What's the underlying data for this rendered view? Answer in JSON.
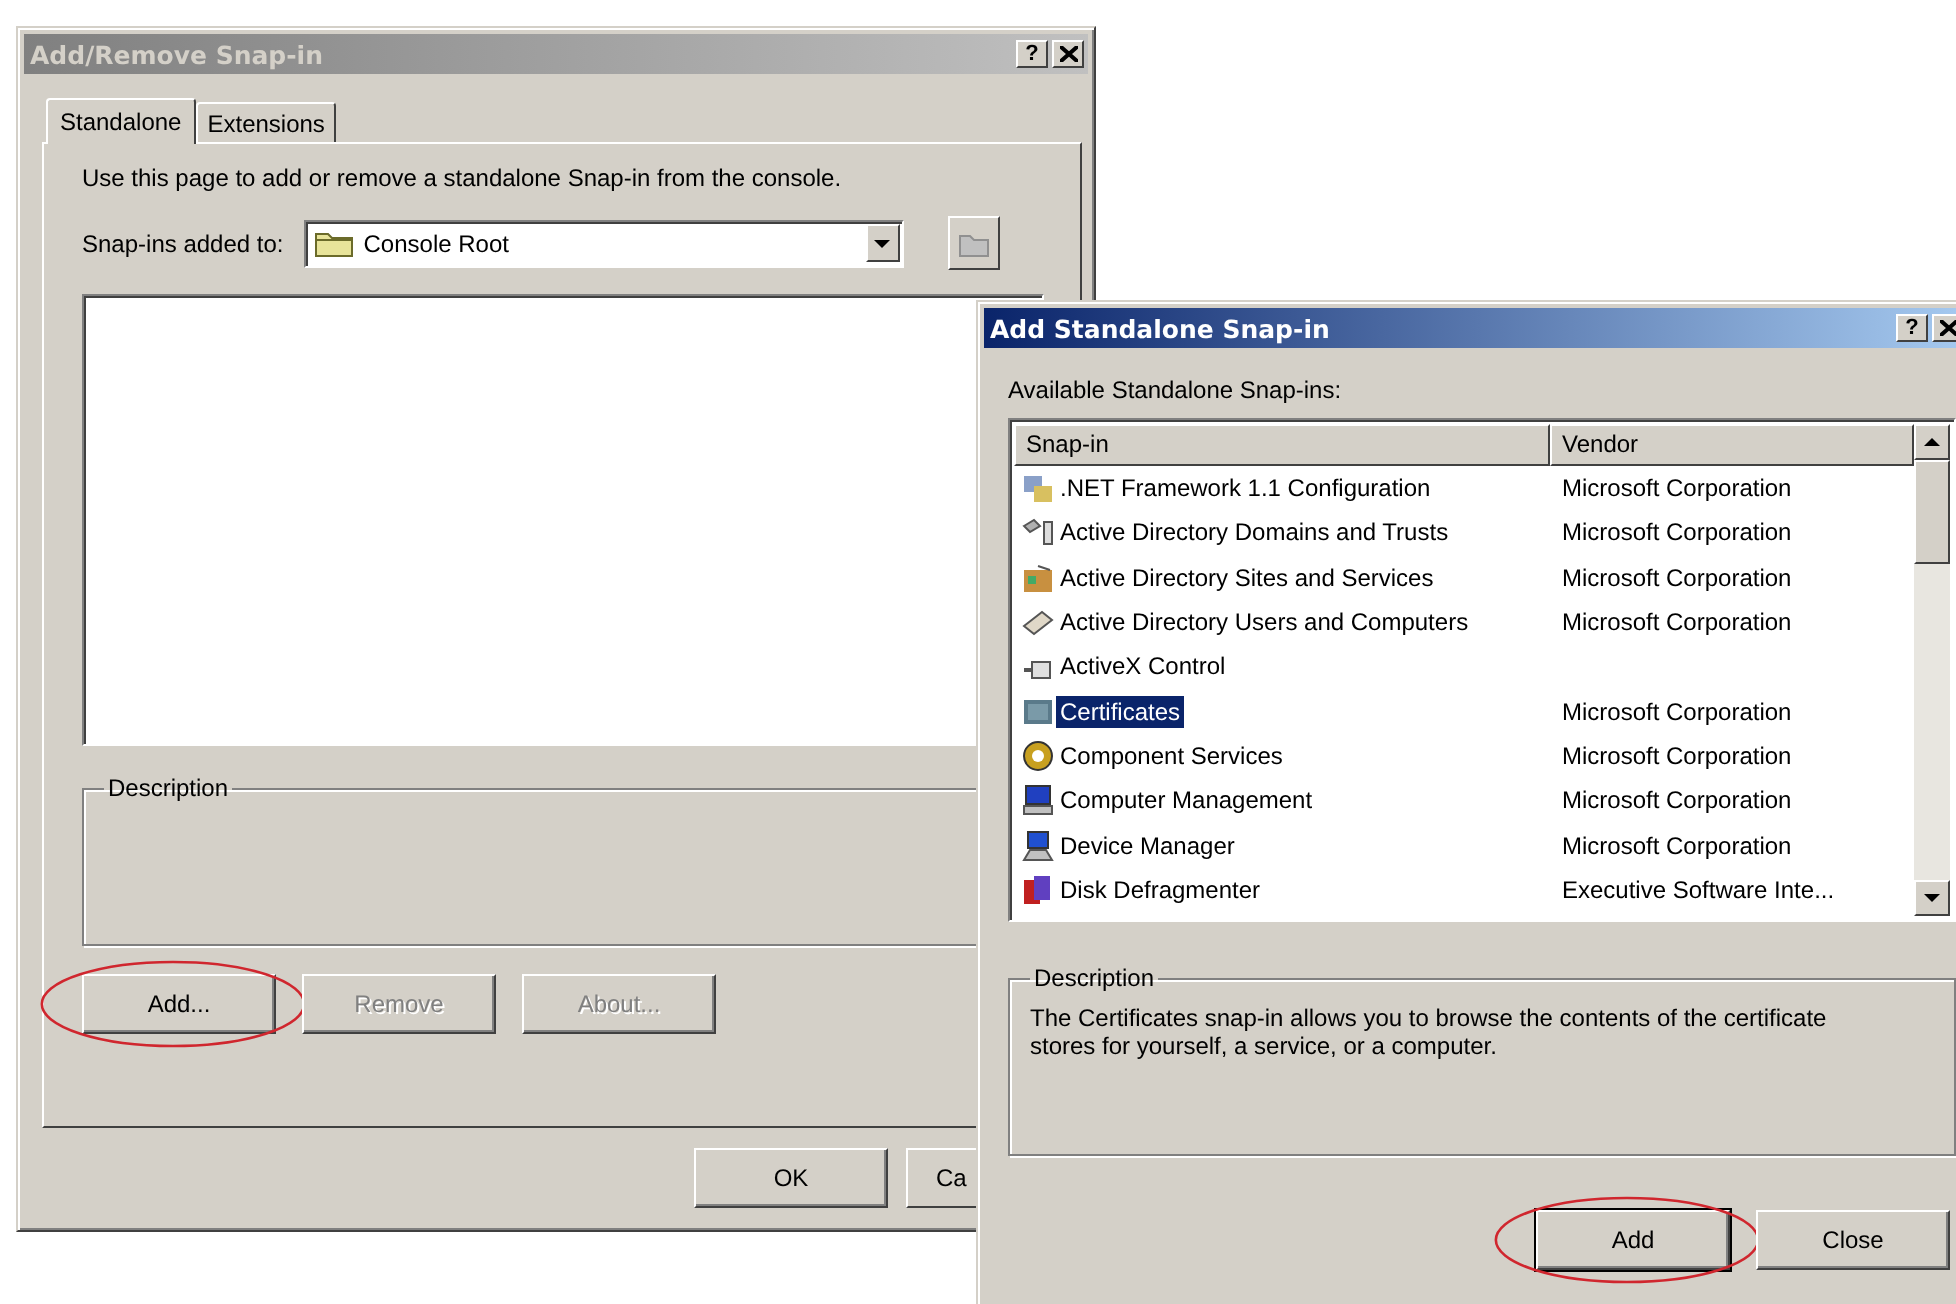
{
  "back_window": {
    "title": "Add/Remove Snap-in",
    "active": false,
    "help_button": "?",
    "tabs": [
      {
        "label": "Standalone",
        "selected": true
      },
      {
        "label": "Extensions",
        "selected": false
      }
    ],
    "intro": "Use this page to add or remove a standalone Snap-in from the console.",
    "snapins_added_to": {
      "label": "Snap-ins added to:",
      "value": "Console Root"
    },
    "description": {
      "label": "Description"
    },
    "buttons": [
      {
        "label": "Add...",
        "disabled": false,
        "circled": true
      },
      {
        "label": "Remove",
        "disabled": true,
        "circled": false
      },
      {
        "label": "About...",
        "disabled": true,
        "circled": false
      }
    ],
    "footer_buttons": [
      {
        "label": "OK"
      },
      {
        "label": "Ca"
      }
    ]
  },
  "front_window": {
    "title": "Add Standalone Snap-in",
    "active": true,
    "help_button": "?",
    "list_label": "Available Standalone Snap-ins:",
    "columns": [
      "Snap-in",
      "Vendor"
    ],
    "rows": [
      {
        "name": ".NET Framework 1.1 Configuration",
        "vendor": "Microsoft Corporation",
        "selected": false
      },
      {
        "name": "Active Directory Domains and Trusts",
        "vendor": "Microsoft Corporation",
        "selected": false
      },
      {
        "name": "Active Directory Sites and Services",
        "vendor": "Microsoft Corporation",
        "selected": false
      },
      {
        "name": "Active Directory Users and Computers",
        "vendor": "Microsoft Corporation",
        "selected": false
      },
      {
        "name": "ActiveX Control",
        "vendor": "",
        "selected": false
      },
      {
        "name": "Certificates",
        "vendor": "Microsoft Corporation",
        "selected": true
      },
      {
        "name": "Component Services",
        "vendor": "Microsoft Corporation",
        "selected": false
      },
      {
        "name": "Computer Management",
        "vendor": "Microsoft Corporation",
        "selected": false
      },
      {
        "name": "Device Manager",
        "vendor": "Microsoft Corporation",
        "selected": false
      },
      {
        "name": "Disk Defragmenter",
        "vendor": "Executive Software Inte...",
        "selected": false
      }
    ],
    "description": {
      "label": "Description",
      "text": "The Certificates snap-in allows you to browse the contents of the certificate stores for yourself, a service, or a computer."
    },
    "buttons": [
      {
        "label": "Add",
        "default": true,
        "circled": true
      },
      {
        "label": "Close",
        "default": false,
        "circled": false
      }
    ]
  }
}
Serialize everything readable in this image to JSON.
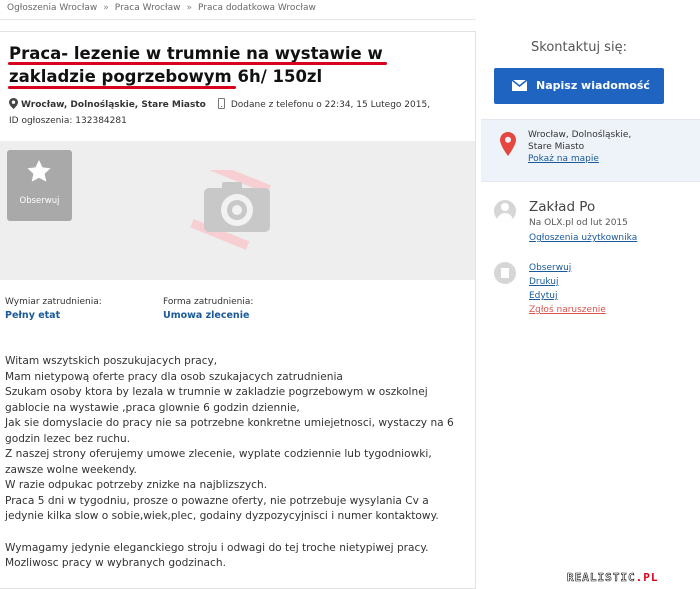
{
  "breadcrumb": [
    "Ogłoszenia Wrocław",
    "Praca Wrocław",
    "Praca dodatkowa Wrocław"
  ],
  "breadcrumb_sep": "»",
  "ad": {
    "title_line1": "Praca- lezenie w trumnie na wystawie w",
    "title_line2": "zakladzie pogrzebowym 6h/ 150zl",
    "location": "Wrocław, Dolnośląskie, Stare Miasto",
    "added": "Dodane z telefonu o 22:34, 15 Lutego 2015,",
    "id_line": "ID ogłoszenia: 132384281",
    "observe_label": "Obserwuj",
    "employment_label": "Wymiar zatrudnienia:",
    "employment_value": "Pełny etat",
    "contract_label": "Forma zatrudnienia:",
    "contract_value": "Umowa zlecenie",
    "description": [
      "Witam wszytskich poszukujacych pracy,",
      "Mam nietypową oferte pracy dla osob szukajacych zatrudnienia",
      "Szukam osoby ktora by lezala w trumnie w zakladzie pogrzebowym w oszkolnej",
      "gablocie na wystawie ,praca glownie 6 godzin dziennie,",
      "Jak sie domyslacie do pracy nie sa potrzebne konkretne umiejetnosci, wystaczy na 6",
      "godzin lezec bez ruchu.",
      "Z naszej strony oferujemy umowe zlecenie, wyplate codziennie lub tygodniowki,",
      "zawsze wolne weekendy.",
      "W razie odpukac potrzeby znizke na najblizszych.",
      "Praca 5 dni w tygodniu, prosze o powazne oferty, nie potrzebuje wysylania Cv a",
      "jedynie kilka slow o sobie,wiek,plec, godainy dyzpozycyjnisci i numer kontaktowy."
    ],
    "description2": [
      "Wymagamy jedynie eleganckiego stroju i odwagi do tej troche nietypiwej pracy.",
      "Mozliwosc pracy w wybranych godzinach."
    ]
  },
  "sidebar": {
    "contact_heading": "Skontaktuj się:",
    "message_button": "Napisz wiadomość",
    "loc_line1": "Wrocław, Dolnośląskie,",
    "loc_line2": "Stare Miasto",
    "map_link": "Pokaż na mapie",
    "user_name": "Zakład Po",
    "user_since": "Na OLX.pl od lut 2015",
    "user_ads": "Ogłoszenia użytkownika",
    "actions": [
      "Obserwuj",
      "Drukuj",
      "Edytuj",
      "Zgłoś naruszenie"
    ]
  },
  "watermark": {
    "main": "REALISTIC",
    "suffix": ".PL"
  },
  "colors": {
    "accent": "#1f64c0",
    "underline": "#d8001c",
    "link": "#1a5a9a"
  }
}
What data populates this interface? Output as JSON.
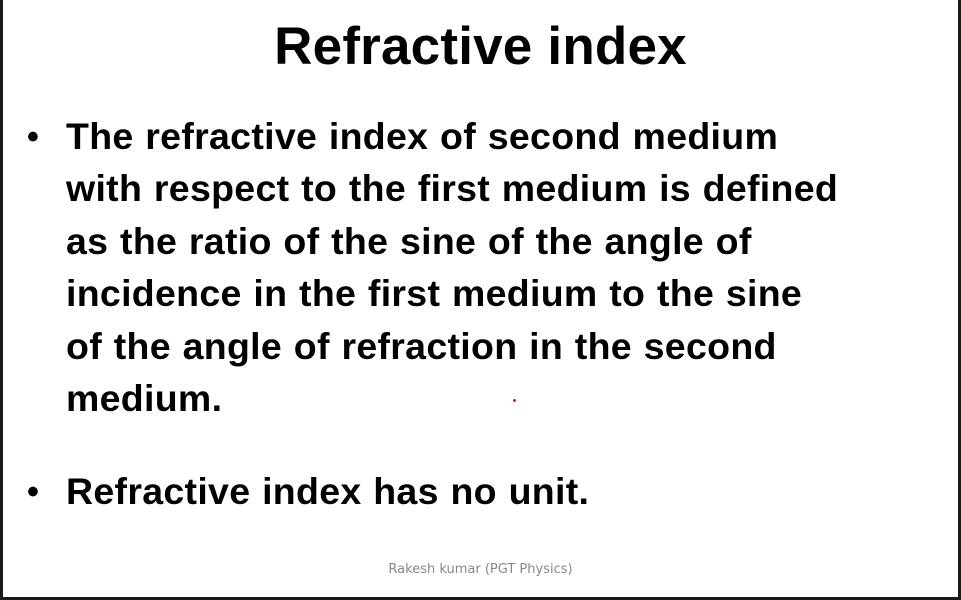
{
  "slide": {
    "title": "Refractive index",
    "bullets": [
      {
        "marker": "•",
        "lines": [
          "The refractive index of second medium",
          "with respect to the first medium is defined",
          "as the ratio of the sine of the angle of",
          "incidence in the first medium to the sine",
          "of the angle of refraction in the second",
          "medium."
        ]
      },
      {
        "marker": "•",
        "lines": [
          "Refractive index has no unit."
        ]
      }
    ],
    "footer": "Rakesh kumar (PGT Physics)",
    "laser_pointer_color": "#d42020"
  }
}
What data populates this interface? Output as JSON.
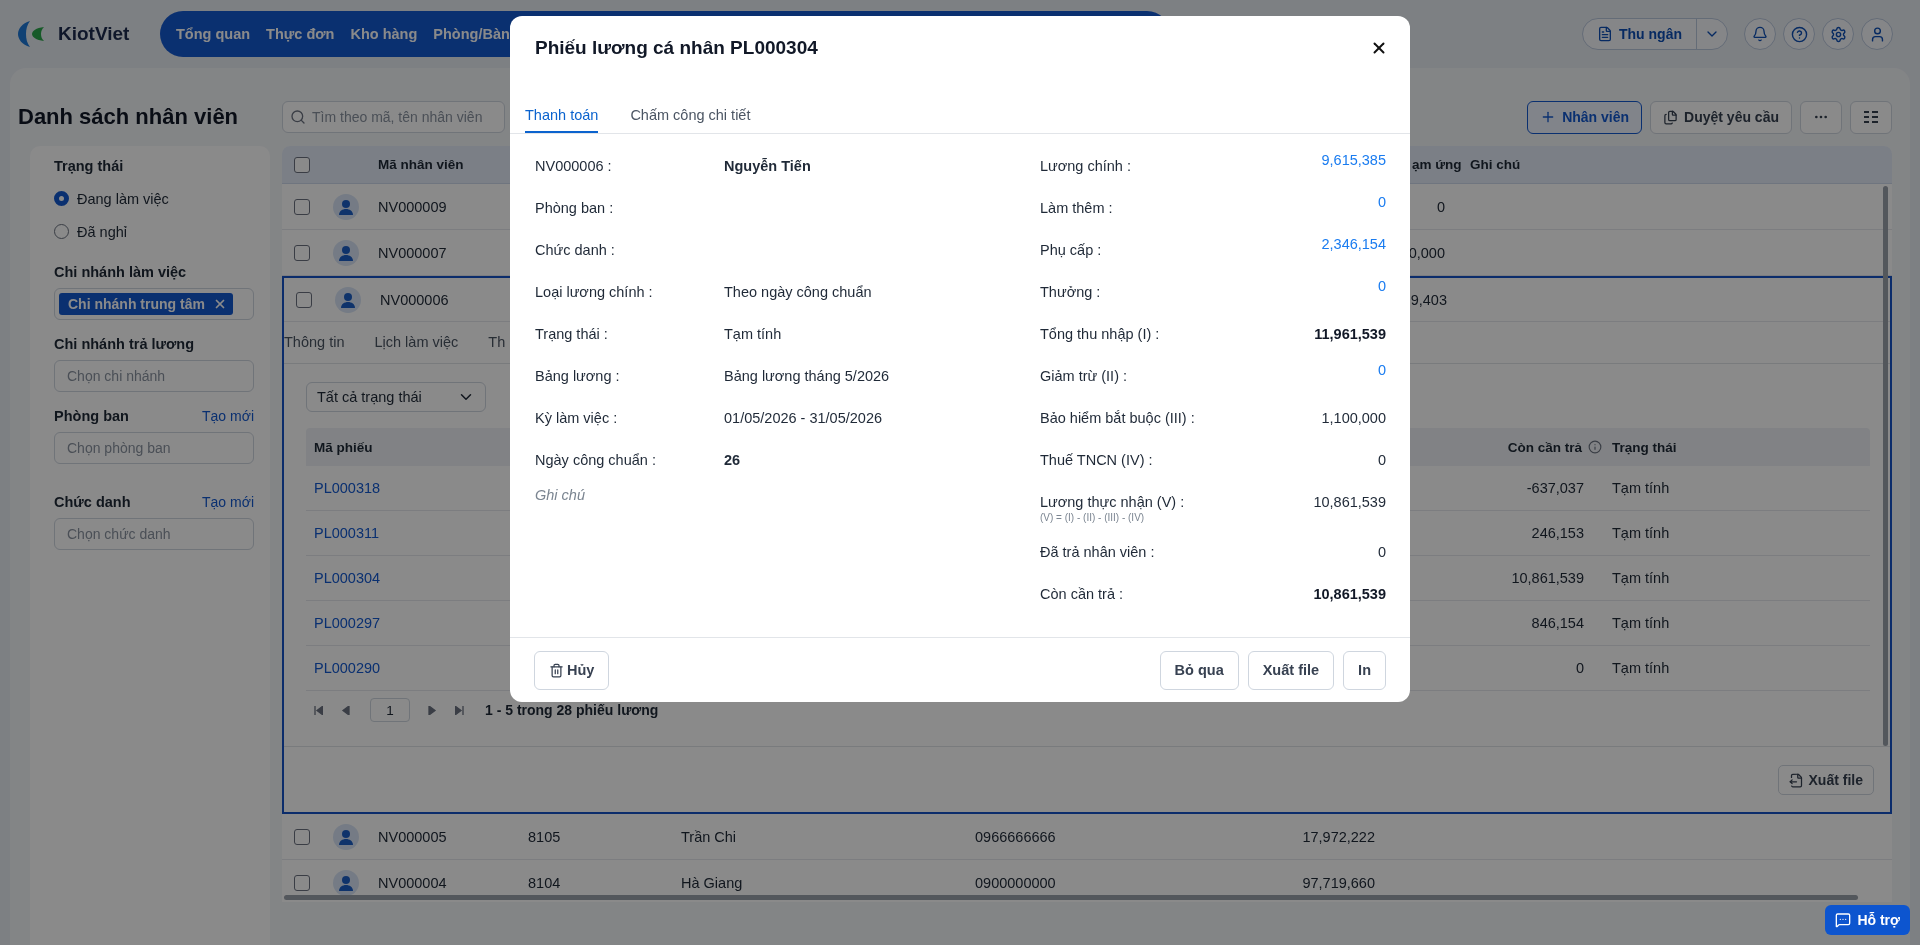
{
  "app": {
    "logo": "KiotViet",
    "nav": [
      "Tổng quan",
      "Thực đơn",
      "Kho hàng",
      "Phòng/Bàn"
    ],
    "cashier": "Thu ngân"
  },
  "page": {
    "title": "Danh sách nhân viên",
    "search_placeholder": "Tìm theo mã, tên nhân viên",
    "add_button": "Nhân viên",
    "approve_button": "Duyệt yêu cầu"
  },
  "filters": {
    "status": {
      "title": "Trạng thái",
      "options": [
        {
          "label": "Đang làm việc",
          "selected": true
        },
        {
          "label": "Đã nghỉ",
          "selected": false
        }
      ]
    },
    "work_branch": {
      "title": "Chi nhánh làm việc",
      "tags": [
        "Chi nhánh trung tâm"
      ]
    },
    "pay_branch": {
      "title": "Chi nhánh trả lương",
      "placeholder": "Chọn chi nhánh"
    },
    "department": {
      "title": "Phòng ban",
      "link": "Tạo mới",
      "placeholder": "Chọn phòng ban"
    },
    "job_title": {
      "title": "Chức danh",
      "link": "Tạo mới",
      "placeholder": "Chọn chức danh"
    }
  },
  "table": {
    "all_checked": false,
    "columns": {
      "code": "Mã nhân viên",
      "advance": "ạm ứng",
      "note": "Ghi chú"
    },
    "rows": [
      {
        "code": "NV000009",
        "advance": "0",
        "checked": false,
        "expanded": false
      },
      {
        "code": "NV000007",
        "advance": "0,000",
        "checked": false,
        "expanded": false
      },
      {
        "code": "NV000006",
        "advance": "9,403",
        "checked": false,
        "expanded": true,
        "detail": {
          "tabs": [
            {
              "label": "Thông tin",
              "selected": false
            },
            {
              "label": "Lịch làm việc",
              "selected": false
            },
            {
              "label": "Th",
              "selected": false
            }
          ],
          "filter": "Tất cả trạng thái",
          "columns": {
            "code": "Mã phiếu",
            "remaining": "Còn cần trả",
            "status": "Trạng thái"
          },
          "payslips": [
            {
              "code": "PL000318",
              "remaining": "-637,037",
              "status": "Tạm tính"
            },
            {
              "code": "PL000311",
              "remaining": "246,153",
              "status": "Tạm tính"
            },
            {
              "code": "PL000304",
              "remaining": "10,861,539",
              "status": "Tạm tính"
            },
            {
              "code": "PL000297",
              "remaining": "846,154",
              "status": "Tạm tính"
            },
            {
              "code": "PL000290",
              "remaining": "0",
              "status": "Tạm tính"
            }
          ],
          "page": "1",
          "summary": "1 - 5 trong 28 phiếu lương",
          "export": "Xuất file"
        }
      },
      {
        "code": "NV000005",
        "column_2": "8105",
        "name": "Trần Chi",
        "phone": "0966666666",
        "amount": "17,972,222",
        "checked": false,
        "expanded": false
      },
      {
        "code": "NV000004",
        "column_2": "8104",
        "name": "Hà Giang",
        "phone": "0900000000",
        "amount": "97,719,660",
        "checked": false,
        "expanded": false
      }
    ]
  },
  "modal": {
    "title": "Phiếu lương cá nhân PL000304",
    "tabs": [
      {
        "label": "Thanh toán",
        "selected": true
      },
      {
        "label": "Chấm công chi tiết",
        "selected": false
      }
    ],
    "info": [
      {
        "label": "NV000006 :",
        "value": "Nguyễn Tiến",
        "kind": "bold"
      },
      {
        "label": "Phòng ban :"
      },
      {
        "label": "Chức danh :"
      },
      {
        "label": "Loại lương chính :",
        "value": "Theo ngày công chuẩn",
        "kind": "plain"
      },
      {
        "label": "Trạng thái :",
        "value": "Tạm tính",
        "kind": "plain"
      },
      {
        "label": "Bảng lương :",
        "value": "Bảng lương tháng 5/2026",
        "kind": "plain"
      },
      {
        "label": "Kỳ làm việc :",
        "value": "01/05/2026 - 31/05/2026",
        "kind": "plain"
      },
      {
        "label": "Ngày công chuẩn :",
        "value": "26",
        "kind": "bold"
      }
    ],
    "note_placeholder": "Ghi chú",
    "amounts": [
      {
        "label": "Lương chính :",
        "value": "9,615,385",
        "kind": "link"
      },
      {
        "label": "Làm thêm :",
        "value": "0",
        "kind": "link"
      },
      {
        "label": "Phụ cấp :",
        "value": "2,346,154",
        "kind": "link"
      },
      {
        "label": "Thưởng :",
        "value": "0",
        "kind": "link"
      },
      {
        "label": "Tổng thu nhập (I) :",
        "value": "11,961,539",
        "kind": "bold"
      },
      {
        "label": "Giảm trừ (II) :",
        "value": "0",
        "kind": "link"
      },
      {
        "label": "Bảo hiểm bắt buộc (III) :",
        "value": "1,100,000",
        "kind": "plain"
      },
      {
        "label": "Thuế TNCN (IV) :",
        "value": "0",
        "kind": "plain"
      },
      {
        "label": "Lương thực nhận (V) :",
        "value": "10,861,539",
        "kind": "plain",
        "formula": "(V) = (I) - (II) - (III) - (IV)"
      },
      {
        "label": "Đã trả nhân viên :",
        "value": "0",
        "kind": "plain"
      },
      {
        "label": "Còn cần trả :",
        "value": "10,861,539",
        "kind": "bold"
      }
    ],
    "delete_button": "Hủy",
    "buttons": [
      "Bỏ qua",
      "Xuất file",
      "In"
    ]
  },
  "help_button": "Hỗ trợ"
}
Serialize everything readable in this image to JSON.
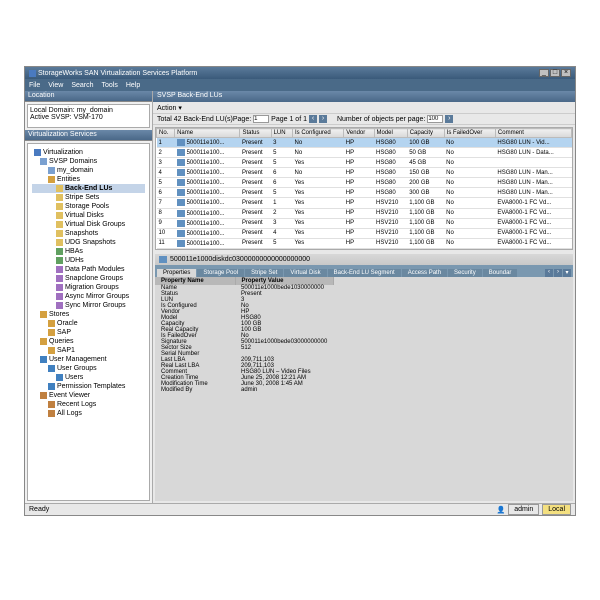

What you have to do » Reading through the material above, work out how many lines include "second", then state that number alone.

Task result » 2